The Institute for Economics and Peace (IEP), a thinktank that produces annual global terrorism and peace indexes, said 1.2 billion people lived in 31 countries that are not sufficiently resilient to withstand ecological threats.
Nineteen countries facing the highest number of threats, including water and food shortages and greater exposure to natural disasters, are also among the the world’s 40 least peaceful countries, the IEP’s first ecological threat register found.
Many of the countries most at risk from ecological threats, including Nigeria, Angola, Burkina Faso and Uganda, are also predicted to experience significant population increases, the report noted, further driving mass displacements.
“This will have huge social and political impacts, not just in the developing world, but also in the developed, as mass displacement will lead to larger refugee flows to the most developed countries,” Steve Killelea, the institute’s founder, said.
“Ecological threats pose serious challenges to global peace. Over the next 30 years, lack of access to food and water will only increase without urgent global cooperation. In the absence of action, civil unrest, riots and conflict will most likely increase.”
The study uses United Nations and other data to assess 157 countries’ exposure to eight ecological threats, then assesses their capacity to withstand them. It found that 141 countries faced at least one ecological threat by 2050, with sub-Saharan Africa, South Asia, the Middle East and North Africa the regions facing the largest number.
Some countries, such as India and China, are most threatened by water scarcity, it concluded, while others such as Pakistan, Iran, Kenya, Mozambique and Madagascar face a combination of threats and a growing incapacity to deal with them.
“Lack of resilience will lead to worsening food insecurity and competition over resources, increasing civil unrest and mass displacement,” the report said.
It judged Pakistan to be the country with the largest number of people at risk of mass migration, followed by Ethiopia and Iran, adding that in such countries “even small ecological threats and natural disasters could result in mass population displacement”.
Wealthier, more developed regions in Europe and North America face fewer ecological threats and would be better able to cope with them, but most “will not be immune from wider impacts”. The report said 16 countries, Sweden, Norway, Ireland, and Iceland, faced no threat.
The report said that the world had 60% less fresh water available than it did 50 years ago, while demand for food was predicted to rise by 50% by 2050 and natural disasters were only likely to increase in frequency because of the climate crisis, meaning even some stable states would become vulnerable by 2050.
55 days to save the Earth …
… because that is when the US withdraws from the Paris climate accord, on 4 November. Five years ago nearly 200 countries committed to a collective global response to tackle the climate crisis. But when Donald Trump took office he announced that the US would leave the Paris agreement. On the one issue that demands a worldwide response to help safeguard the Earth for future generations, the US has chosen to walk away. The president is playing politics with the climate crisis – the most defining issue of our time.

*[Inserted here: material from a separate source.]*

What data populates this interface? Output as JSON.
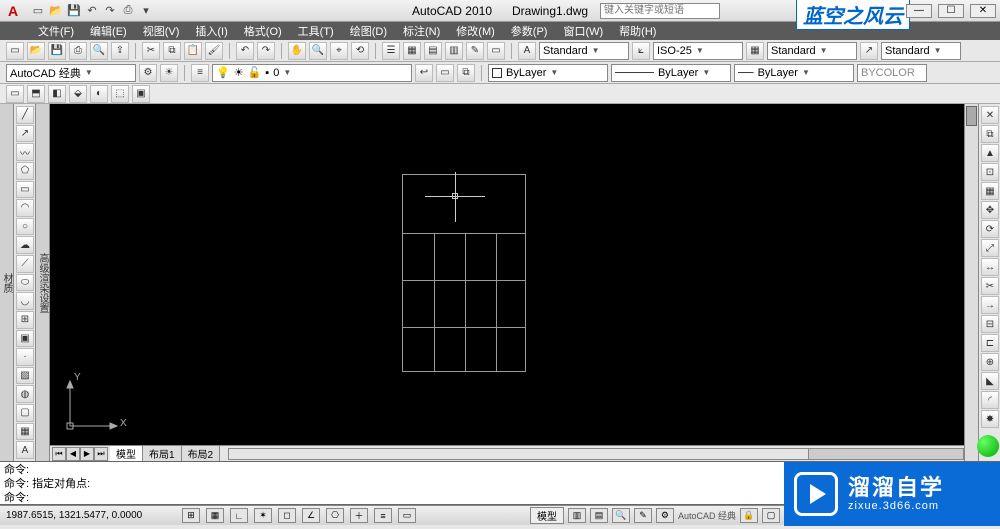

The stakes could scarcely be higher and with your help we can put this issue at the center of our 2020 election coverage. The election will be a referendum on the future of democracy, racial justice, the supreme court and so much more. But hovering over all of these is whether the US will play its role in helping take collective responsibility for the future of the planet.
The period since the Paris agreement was signed has seen the five hottest years on record. If carbon emissions continue substantial climate change is unavoidable. The most impacted communities will also be the most vulnerable. Instead of helping lead this discussion the White House prefers to roll back environmental protections to placate the fossil fuel industry.

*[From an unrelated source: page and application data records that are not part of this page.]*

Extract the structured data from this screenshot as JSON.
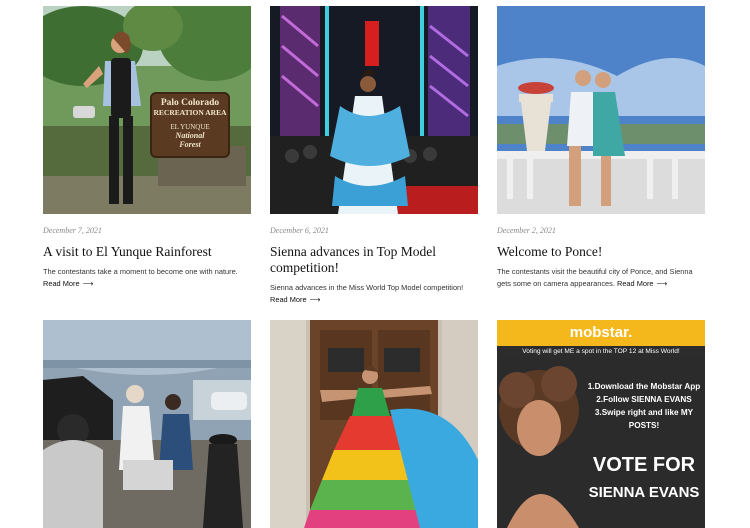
{
  "posts": [
    {
      "date": "December 7, 2021",
      "title": "A visit to El Yunque Rainforest",
      "excerpt": "The contestants take a moment to become one with nature.",
      "more": "Read More",
      "image_alt": "Woman posing in front of Palo Colorado Recreation Area sign",
      "sign": {
        "line1a": "Palo Colorado",
        "line1b": "RECREATION AREA",
        "line2": "EL YUNQUE",
        "line3a": "National",
        "line3b": "Forest"
      }
    },
    {
      "date": "December 6, 2021",
      "title": "Sienna advances in Top Model competition!",
      "excerpt": "Sienna advances in the Miss World Top Model competition!",
      "more": "Read More",
      "image_alt": "Model walking the runway in a blue and white gown"
    },
    {
      "date": "December 2, 2021",
      "title": "Welcome to Ponce!",
      "excerpt": "The contestants visit the beautiful city of Ponce, and Sienna gets some on camera appearances.",
      "more": "Read More",
      "image_alt": "Two women sitting on a balustrade overlooking a city"
    },
    {
      "image_alt": "Film crew recording under a canopy tent"
    },
    {
      "image_alt": "Woman in a colorful ruffled dress in front of a wooden door"
    },
    {
      "image_alt": "Mobstar promotional poster",
      "poster": {
        "brand": "mobstar.",
        "tagline": "Voting will get ME a spot in the TOP 12 at Miss World!",
        "step1": "1.Download the Mobstar App",
        "step2": "2.Follow SIENNA EVANS",
        "step3": "3.Swipe right and like MY POSTS!",
        "vote": "VOTE FOR",
        "name": "SIENNA EVANS"
      }
    }
  ],
  "arrow": "⟶",
  "colors": {
    "date": "#888888",
    "title": "#111111",
    "mobstar_yellow": "#f5b81c"
  }
}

High-quality journalism that is grounded in science will be critical for raising awareness of these dangers and driving change. Because we believe every one of us deserves equal access to fact-based news and analysis, we’ve decided to keep Guardian journalism free for all readers, regardless of where they live or what they can afford to pay. This is made possible thanks to the support we receive from readers across America in all 50 states. If you can, support the Guardian from as little as $1 – and it only takes a minute. Thank you.